Aim of the exercise. In the listing below, locate the lines that hold the string "What". Copy those lines.

Data shown.
>>>>

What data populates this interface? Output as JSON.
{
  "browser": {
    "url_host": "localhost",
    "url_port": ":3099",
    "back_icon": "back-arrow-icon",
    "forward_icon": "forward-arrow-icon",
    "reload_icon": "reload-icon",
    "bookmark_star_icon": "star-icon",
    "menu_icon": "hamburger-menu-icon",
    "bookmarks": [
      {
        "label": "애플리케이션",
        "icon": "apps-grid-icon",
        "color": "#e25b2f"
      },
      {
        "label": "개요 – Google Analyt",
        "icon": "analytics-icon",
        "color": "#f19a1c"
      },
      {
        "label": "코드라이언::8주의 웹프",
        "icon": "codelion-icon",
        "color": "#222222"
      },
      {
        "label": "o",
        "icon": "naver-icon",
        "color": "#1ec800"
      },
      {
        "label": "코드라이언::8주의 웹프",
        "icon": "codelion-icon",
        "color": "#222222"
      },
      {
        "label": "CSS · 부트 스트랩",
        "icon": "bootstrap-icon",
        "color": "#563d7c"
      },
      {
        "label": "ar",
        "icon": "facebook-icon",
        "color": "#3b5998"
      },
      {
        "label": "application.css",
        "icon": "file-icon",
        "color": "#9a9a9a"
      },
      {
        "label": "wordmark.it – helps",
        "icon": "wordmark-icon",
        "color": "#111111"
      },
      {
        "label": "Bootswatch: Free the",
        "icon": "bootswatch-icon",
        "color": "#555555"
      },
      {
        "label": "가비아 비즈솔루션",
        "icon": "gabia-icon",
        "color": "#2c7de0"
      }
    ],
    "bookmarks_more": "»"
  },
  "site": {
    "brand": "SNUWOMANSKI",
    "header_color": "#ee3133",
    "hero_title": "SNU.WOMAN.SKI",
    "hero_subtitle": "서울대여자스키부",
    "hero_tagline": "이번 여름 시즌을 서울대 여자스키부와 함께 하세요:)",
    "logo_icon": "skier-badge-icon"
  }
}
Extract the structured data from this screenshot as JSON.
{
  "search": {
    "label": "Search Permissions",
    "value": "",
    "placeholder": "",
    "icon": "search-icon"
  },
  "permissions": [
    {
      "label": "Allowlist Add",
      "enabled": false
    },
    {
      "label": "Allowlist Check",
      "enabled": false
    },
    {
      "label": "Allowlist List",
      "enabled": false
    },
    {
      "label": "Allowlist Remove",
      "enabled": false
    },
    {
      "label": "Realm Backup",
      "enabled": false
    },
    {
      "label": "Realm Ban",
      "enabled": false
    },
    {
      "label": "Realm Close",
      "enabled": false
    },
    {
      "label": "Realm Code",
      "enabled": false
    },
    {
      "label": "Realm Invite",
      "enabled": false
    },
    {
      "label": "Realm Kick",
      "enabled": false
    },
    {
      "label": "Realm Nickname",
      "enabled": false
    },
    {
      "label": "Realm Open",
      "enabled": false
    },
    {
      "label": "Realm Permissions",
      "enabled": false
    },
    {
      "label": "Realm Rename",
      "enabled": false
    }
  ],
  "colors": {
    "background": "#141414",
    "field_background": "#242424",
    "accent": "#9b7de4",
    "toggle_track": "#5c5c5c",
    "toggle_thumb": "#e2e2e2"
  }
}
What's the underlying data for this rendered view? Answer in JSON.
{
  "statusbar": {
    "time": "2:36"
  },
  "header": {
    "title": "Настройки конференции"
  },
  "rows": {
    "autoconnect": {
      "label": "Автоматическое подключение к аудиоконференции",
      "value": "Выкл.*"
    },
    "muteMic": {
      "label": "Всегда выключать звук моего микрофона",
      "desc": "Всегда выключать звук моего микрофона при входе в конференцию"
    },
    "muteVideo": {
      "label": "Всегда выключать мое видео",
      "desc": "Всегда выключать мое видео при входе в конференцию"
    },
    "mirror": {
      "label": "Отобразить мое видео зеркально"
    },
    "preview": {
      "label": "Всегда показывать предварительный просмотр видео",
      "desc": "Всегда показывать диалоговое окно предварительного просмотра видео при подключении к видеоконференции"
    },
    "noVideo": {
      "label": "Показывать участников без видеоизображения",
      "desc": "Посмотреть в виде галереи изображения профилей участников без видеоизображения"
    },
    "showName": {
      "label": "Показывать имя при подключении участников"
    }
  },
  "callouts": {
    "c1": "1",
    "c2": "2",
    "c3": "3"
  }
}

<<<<

Task result.
What data populates this interface? Output as JSON.
What's the underlying data for this rendered view? Answer in JSON.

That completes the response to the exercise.